(AVAILABLE RECORDS):
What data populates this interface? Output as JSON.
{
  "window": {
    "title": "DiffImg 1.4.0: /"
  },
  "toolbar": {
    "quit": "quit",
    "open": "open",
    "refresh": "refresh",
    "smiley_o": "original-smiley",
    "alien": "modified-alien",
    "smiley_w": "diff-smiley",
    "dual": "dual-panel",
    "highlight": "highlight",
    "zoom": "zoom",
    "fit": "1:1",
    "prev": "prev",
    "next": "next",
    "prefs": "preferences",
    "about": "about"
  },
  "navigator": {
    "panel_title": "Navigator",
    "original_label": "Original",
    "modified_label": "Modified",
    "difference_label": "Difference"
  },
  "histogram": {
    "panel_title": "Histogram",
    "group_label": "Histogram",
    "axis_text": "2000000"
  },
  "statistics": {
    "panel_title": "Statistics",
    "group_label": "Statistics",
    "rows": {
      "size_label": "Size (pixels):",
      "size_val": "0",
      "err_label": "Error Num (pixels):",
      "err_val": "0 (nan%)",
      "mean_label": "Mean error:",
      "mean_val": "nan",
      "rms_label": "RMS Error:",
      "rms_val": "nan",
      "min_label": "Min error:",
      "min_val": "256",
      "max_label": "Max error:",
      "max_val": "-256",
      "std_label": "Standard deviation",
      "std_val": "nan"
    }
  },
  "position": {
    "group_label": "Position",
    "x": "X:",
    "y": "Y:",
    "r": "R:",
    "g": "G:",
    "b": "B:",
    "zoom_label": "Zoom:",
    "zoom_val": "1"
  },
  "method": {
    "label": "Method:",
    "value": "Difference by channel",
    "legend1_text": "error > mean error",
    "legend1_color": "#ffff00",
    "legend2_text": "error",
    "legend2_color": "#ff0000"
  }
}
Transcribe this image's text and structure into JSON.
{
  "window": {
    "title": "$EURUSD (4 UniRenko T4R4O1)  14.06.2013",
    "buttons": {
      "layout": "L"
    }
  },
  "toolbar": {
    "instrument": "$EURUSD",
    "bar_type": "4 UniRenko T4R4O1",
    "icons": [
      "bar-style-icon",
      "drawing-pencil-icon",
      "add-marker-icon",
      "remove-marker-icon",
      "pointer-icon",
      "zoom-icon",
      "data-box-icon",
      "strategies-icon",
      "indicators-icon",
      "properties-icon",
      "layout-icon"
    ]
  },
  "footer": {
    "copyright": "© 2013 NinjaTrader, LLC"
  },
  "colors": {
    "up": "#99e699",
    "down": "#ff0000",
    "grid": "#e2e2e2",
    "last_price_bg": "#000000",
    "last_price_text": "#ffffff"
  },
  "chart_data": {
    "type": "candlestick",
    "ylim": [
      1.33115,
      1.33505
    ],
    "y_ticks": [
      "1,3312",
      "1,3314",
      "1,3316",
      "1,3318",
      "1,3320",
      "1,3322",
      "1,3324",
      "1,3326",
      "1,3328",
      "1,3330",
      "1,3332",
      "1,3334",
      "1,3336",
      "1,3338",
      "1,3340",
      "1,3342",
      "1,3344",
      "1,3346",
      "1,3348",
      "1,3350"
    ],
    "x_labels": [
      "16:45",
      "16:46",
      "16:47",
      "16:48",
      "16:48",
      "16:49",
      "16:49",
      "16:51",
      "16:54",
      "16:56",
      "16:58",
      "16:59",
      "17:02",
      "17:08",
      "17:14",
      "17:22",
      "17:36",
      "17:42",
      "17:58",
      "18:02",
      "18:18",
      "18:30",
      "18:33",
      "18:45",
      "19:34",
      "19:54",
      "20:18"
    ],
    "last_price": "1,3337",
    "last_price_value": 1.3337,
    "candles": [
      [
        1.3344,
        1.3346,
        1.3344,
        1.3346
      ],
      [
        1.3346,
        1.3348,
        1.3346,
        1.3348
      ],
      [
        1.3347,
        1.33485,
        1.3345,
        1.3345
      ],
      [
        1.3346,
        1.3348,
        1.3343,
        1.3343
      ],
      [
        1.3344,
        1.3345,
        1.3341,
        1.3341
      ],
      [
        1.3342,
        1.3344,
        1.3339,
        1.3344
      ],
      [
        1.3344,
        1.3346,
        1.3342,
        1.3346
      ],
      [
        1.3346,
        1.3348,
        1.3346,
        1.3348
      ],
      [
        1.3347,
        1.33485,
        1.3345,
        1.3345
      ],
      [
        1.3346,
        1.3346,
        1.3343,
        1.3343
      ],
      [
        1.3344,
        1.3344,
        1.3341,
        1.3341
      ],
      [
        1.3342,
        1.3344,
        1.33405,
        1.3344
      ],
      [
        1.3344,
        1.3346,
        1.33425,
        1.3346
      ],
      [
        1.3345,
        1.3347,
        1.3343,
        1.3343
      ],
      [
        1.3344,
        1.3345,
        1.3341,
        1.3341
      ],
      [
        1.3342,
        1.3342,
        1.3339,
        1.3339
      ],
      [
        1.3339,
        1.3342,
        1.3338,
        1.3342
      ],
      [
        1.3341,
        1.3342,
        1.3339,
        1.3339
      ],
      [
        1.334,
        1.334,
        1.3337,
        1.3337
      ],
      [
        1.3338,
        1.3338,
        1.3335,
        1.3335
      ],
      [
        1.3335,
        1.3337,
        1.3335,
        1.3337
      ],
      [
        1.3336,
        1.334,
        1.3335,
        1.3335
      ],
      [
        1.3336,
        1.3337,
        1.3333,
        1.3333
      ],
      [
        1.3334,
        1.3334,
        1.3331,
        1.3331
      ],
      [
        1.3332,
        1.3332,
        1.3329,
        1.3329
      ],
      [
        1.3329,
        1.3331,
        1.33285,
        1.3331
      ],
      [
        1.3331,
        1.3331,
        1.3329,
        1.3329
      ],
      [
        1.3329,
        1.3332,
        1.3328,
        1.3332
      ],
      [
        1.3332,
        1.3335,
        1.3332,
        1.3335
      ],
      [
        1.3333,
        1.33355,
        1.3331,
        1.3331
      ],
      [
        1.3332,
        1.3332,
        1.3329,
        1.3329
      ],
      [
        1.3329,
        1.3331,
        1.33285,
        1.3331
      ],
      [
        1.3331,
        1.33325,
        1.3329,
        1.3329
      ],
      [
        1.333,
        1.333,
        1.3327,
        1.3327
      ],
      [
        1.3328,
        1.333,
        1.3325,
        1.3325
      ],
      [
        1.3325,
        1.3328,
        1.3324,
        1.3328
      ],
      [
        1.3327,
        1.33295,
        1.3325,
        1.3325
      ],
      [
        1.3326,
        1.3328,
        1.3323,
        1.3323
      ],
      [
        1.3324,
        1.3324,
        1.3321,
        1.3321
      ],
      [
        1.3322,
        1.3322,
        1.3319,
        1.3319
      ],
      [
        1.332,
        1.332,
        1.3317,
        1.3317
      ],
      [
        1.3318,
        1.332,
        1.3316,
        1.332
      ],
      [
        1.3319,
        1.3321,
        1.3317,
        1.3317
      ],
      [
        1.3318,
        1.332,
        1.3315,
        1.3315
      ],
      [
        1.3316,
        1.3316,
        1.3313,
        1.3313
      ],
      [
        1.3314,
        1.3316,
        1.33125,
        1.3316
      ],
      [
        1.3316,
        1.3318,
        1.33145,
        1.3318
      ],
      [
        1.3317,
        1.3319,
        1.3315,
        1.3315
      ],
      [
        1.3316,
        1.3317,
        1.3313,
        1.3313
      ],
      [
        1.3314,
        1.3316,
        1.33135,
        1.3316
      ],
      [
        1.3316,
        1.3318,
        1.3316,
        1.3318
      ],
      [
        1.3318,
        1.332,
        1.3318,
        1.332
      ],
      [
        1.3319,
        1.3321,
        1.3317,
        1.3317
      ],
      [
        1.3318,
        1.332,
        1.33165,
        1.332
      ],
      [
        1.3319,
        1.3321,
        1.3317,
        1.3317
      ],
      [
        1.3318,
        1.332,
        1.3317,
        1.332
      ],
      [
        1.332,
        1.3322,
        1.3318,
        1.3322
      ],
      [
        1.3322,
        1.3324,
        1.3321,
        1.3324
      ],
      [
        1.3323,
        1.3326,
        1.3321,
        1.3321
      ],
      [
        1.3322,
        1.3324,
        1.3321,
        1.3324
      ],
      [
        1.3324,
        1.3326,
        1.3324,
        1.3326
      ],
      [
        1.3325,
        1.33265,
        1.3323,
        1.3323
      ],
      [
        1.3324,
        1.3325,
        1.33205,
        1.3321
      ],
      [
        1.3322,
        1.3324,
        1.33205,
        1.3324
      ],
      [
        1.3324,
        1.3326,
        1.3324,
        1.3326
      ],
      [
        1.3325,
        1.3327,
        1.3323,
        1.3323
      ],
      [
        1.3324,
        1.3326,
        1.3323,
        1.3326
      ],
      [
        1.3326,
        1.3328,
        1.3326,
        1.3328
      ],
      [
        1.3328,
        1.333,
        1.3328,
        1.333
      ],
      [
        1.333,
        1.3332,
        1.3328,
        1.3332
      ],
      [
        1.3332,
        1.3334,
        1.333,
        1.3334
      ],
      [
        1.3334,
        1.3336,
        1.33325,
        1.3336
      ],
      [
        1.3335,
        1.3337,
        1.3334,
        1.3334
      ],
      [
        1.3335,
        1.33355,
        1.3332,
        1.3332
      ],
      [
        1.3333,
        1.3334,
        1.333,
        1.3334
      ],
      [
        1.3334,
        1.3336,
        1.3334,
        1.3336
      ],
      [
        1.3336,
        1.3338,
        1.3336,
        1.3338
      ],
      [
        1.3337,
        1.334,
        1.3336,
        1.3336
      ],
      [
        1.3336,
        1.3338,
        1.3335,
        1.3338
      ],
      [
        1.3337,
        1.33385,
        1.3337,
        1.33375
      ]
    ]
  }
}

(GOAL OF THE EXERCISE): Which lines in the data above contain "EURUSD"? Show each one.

(TASK OUTPUT):
    "title": "$EURUSD (4 UniRenko T4R4O1)  14.06.2013",
    "instrument": "$EURUSD",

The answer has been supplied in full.